NEARLY a quarter of undergraduates were dissatisfied with their choice of higher education institution or course, according to a survey commissioned by careers database ECCTIS 2000.
Professor Clive Booth, chairman of ECCTIS, said there was a significant level of university drop-out in Britain and the problem had to be tackled by looking at the way people made decisions about higher education. This had to be done well before they completed an application form.
He told the ECCTIS annual conference in London: "It is a waste not only of the university and college resources spent on someone who fails to complete the course, but also of the individual's own time. The solution does not lie in making entry to higher education more selective. Britain is, if anything, still too selective.

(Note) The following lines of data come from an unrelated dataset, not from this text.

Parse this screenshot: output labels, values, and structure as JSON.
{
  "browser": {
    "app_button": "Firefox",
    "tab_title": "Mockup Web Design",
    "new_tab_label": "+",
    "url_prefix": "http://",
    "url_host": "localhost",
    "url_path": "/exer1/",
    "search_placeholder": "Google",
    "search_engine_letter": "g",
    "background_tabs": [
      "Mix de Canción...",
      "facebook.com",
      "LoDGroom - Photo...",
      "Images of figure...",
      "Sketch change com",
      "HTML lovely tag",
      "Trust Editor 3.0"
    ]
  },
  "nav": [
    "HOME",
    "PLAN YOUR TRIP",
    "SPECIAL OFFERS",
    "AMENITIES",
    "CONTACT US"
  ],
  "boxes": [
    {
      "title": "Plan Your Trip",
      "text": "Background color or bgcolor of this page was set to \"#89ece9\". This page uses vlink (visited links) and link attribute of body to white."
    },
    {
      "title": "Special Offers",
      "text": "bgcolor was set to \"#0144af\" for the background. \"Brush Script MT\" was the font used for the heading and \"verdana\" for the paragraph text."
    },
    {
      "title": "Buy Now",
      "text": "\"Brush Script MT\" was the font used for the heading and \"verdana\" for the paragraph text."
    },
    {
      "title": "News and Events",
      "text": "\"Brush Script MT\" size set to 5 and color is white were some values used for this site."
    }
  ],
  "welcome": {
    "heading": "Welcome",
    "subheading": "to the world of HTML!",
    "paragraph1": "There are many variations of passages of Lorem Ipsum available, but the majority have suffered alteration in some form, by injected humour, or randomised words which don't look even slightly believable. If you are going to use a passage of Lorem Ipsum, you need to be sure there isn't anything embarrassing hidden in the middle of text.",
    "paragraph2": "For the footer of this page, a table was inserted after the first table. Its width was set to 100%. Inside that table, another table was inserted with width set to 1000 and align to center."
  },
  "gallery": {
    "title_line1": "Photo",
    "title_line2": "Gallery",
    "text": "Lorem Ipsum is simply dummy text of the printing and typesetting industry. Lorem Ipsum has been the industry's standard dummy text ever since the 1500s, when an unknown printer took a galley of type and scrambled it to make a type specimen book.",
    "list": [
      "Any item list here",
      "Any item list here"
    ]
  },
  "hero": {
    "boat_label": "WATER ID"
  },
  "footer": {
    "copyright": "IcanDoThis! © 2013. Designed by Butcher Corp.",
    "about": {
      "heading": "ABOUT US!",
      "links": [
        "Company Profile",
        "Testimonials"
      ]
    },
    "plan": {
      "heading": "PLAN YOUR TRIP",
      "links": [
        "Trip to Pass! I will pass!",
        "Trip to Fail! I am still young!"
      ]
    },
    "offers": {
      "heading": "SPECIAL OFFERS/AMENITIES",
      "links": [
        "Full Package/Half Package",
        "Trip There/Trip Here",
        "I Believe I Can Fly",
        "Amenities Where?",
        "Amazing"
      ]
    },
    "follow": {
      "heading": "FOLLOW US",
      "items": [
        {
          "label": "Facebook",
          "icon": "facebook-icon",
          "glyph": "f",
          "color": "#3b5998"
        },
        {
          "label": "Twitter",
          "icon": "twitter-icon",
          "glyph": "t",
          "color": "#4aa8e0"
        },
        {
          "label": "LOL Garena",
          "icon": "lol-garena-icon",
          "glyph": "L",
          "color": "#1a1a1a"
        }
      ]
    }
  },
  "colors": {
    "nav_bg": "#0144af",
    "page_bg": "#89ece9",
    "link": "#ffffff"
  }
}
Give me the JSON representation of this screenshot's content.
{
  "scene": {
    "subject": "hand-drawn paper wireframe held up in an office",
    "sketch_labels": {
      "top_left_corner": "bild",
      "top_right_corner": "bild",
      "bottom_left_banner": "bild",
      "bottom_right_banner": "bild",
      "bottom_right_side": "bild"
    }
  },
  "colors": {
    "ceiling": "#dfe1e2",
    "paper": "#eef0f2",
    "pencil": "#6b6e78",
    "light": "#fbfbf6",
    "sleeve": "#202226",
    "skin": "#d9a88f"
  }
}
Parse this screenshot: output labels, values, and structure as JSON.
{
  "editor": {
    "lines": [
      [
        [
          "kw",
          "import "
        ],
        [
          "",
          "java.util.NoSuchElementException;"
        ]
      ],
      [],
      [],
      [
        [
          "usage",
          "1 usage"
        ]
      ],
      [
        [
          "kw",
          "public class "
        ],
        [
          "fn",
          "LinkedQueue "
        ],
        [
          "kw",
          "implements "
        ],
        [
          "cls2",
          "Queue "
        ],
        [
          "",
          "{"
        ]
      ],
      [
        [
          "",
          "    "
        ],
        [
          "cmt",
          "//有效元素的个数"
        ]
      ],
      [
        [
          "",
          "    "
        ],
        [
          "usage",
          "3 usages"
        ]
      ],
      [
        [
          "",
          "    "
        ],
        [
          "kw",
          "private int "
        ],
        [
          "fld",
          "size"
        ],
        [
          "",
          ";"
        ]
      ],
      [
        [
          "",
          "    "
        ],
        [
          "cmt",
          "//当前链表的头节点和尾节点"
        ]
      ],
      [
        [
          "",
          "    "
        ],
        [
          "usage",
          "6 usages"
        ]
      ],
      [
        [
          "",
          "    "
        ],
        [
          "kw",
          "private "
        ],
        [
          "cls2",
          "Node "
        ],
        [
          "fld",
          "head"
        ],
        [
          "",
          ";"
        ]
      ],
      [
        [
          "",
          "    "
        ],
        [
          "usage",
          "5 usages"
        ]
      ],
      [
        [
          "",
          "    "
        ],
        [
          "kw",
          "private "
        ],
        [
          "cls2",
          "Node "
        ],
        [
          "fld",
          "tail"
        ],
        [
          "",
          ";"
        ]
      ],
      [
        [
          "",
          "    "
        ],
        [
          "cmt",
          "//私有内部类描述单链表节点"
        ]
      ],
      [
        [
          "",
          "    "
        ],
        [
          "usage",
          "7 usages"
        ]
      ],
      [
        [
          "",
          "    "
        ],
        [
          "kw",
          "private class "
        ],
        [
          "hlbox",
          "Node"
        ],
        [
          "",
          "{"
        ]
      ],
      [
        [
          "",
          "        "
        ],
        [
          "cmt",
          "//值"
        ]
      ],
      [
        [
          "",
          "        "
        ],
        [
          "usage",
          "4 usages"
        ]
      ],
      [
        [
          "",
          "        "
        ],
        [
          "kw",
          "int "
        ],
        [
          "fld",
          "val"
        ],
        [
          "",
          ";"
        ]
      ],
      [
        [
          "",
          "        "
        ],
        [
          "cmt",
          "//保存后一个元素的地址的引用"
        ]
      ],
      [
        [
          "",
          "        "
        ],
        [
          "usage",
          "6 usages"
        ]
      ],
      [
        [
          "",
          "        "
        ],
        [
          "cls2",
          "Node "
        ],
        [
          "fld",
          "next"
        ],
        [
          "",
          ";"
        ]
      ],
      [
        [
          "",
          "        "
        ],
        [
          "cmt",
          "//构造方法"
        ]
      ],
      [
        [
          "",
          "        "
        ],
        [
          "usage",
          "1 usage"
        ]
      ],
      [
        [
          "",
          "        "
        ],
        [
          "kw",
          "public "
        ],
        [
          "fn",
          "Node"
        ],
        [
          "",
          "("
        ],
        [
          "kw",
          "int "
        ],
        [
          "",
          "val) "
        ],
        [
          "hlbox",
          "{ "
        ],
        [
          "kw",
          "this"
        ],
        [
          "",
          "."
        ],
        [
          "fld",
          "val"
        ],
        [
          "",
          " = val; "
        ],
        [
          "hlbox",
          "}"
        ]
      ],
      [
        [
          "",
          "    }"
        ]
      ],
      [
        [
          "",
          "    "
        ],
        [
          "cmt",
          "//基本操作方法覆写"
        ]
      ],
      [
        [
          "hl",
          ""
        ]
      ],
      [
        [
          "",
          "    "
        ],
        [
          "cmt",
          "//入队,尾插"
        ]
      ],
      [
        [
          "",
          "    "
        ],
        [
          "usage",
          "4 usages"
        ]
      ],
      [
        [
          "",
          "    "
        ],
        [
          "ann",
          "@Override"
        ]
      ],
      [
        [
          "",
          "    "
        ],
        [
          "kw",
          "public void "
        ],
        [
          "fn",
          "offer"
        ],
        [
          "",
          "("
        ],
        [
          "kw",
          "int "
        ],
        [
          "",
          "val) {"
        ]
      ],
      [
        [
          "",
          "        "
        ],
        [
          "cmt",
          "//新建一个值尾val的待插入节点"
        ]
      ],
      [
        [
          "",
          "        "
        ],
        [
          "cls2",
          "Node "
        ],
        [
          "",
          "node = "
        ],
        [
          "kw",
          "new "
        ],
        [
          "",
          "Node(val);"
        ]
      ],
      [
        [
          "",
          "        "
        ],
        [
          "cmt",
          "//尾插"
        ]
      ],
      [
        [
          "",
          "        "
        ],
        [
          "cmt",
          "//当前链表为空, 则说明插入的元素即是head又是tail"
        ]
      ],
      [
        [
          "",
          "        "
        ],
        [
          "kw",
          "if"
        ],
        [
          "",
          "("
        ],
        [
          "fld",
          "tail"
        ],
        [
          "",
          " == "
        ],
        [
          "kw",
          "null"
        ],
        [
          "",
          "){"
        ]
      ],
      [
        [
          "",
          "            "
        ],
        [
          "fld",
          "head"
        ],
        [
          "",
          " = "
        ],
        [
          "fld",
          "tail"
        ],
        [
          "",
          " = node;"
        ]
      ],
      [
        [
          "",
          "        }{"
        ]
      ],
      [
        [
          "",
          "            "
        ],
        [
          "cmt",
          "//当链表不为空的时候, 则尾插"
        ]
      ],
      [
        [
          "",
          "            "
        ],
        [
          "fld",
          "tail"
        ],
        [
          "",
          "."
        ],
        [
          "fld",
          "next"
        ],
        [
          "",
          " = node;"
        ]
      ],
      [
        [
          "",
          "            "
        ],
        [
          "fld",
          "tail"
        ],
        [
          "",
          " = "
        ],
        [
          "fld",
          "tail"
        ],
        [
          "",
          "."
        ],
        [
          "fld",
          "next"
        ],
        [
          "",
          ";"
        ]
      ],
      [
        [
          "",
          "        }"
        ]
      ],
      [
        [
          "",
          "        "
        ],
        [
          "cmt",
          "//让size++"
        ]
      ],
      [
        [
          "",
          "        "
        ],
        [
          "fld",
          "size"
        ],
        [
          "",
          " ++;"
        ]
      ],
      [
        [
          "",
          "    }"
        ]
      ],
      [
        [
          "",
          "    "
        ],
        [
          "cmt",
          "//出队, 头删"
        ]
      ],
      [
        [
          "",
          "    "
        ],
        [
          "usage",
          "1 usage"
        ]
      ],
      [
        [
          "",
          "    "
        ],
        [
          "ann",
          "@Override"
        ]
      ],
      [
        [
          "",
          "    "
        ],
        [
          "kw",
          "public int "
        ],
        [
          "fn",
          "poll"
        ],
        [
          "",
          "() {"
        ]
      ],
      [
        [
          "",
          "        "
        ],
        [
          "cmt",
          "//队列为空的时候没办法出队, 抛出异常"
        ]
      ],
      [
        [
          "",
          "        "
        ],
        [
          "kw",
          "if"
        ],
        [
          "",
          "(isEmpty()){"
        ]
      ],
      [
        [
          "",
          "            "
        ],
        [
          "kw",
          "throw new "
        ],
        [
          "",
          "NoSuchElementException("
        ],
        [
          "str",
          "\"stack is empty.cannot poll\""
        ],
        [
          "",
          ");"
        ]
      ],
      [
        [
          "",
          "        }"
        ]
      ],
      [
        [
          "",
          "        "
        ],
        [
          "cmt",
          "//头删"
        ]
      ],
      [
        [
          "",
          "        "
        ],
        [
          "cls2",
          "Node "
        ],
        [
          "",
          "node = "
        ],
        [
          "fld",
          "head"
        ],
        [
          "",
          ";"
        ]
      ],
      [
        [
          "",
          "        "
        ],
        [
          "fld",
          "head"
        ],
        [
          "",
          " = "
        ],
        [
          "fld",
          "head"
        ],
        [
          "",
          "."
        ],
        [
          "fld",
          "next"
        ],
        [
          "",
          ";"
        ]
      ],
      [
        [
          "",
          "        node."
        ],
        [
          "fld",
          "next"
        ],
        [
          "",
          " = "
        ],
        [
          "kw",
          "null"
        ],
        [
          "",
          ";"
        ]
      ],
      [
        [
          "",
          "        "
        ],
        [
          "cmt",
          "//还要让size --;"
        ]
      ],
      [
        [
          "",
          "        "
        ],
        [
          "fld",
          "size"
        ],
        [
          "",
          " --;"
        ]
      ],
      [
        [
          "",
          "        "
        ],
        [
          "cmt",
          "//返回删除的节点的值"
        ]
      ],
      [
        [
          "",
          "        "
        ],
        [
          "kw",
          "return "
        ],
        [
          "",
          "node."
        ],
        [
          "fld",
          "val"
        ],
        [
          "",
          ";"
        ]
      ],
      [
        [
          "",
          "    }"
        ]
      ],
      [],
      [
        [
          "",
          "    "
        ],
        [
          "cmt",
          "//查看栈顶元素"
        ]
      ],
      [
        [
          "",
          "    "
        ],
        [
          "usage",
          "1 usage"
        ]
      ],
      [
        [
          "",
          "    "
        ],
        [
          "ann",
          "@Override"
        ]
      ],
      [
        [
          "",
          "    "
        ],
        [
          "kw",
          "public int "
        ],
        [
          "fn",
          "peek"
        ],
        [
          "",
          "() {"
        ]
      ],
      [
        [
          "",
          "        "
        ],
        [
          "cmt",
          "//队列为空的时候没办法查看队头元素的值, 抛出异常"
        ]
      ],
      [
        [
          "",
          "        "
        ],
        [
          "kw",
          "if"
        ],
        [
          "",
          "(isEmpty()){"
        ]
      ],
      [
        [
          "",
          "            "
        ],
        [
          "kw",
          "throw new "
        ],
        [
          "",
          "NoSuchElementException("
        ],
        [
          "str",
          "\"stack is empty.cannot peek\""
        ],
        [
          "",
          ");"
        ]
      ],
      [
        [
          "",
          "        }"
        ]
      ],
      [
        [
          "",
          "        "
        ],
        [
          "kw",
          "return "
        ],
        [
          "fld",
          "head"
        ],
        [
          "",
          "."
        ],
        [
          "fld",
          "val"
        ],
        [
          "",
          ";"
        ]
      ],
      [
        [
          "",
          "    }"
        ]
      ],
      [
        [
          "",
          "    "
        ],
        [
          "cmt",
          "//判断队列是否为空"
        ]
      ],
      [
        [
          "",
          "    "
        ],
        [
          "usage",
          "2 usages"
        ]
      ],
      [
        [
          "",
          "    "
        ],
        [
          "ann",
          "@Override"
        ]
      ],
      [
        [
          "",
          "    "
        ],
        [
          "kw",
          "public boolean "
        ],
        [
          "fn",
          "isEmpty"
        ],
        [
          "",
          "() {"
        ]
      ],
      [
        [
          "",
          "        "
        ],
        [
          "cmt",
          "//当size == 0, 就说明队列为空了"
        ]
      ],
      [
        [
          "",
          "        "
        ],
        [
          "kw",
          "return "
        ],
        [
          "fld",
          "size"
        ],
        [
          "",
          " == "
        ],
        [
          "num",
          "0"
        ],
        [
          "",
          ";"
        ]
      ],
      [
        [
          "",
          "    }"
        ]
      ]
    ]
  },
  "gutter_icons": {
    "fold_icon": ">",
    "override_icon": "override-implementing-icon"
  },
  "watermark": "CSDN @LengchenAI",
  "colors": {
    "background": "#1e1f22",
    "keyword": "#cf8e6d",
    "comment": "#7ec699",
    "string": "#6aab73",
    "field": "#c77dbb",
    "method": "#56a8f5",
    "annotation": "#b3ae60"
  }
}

"Some recent reports have exaggerated the proportion of drop-outs by counting those who interrupt their studies briefly or change subject. It is important to allow people to change their minds or to take a break when family, work or financial considerations require it. But there remains a core of genuine drop-outs for whom we must accept responsibility."
* 22 per cent would have made a different choice of institution or course;
* 39 per cent find the workload heavier than expected;
* 42 per cent find the living costs higher than expected;
* 28 per cent felt information about careers prospects from courses beforehand was lacking;
* 37 per cent do not feel confident that they have the skills to sell themselves to an employer: 60 per cent of these want to develop interview skills, while 55 per cent need more work experience;
* 53 per cent expect to take up further study after they begin work.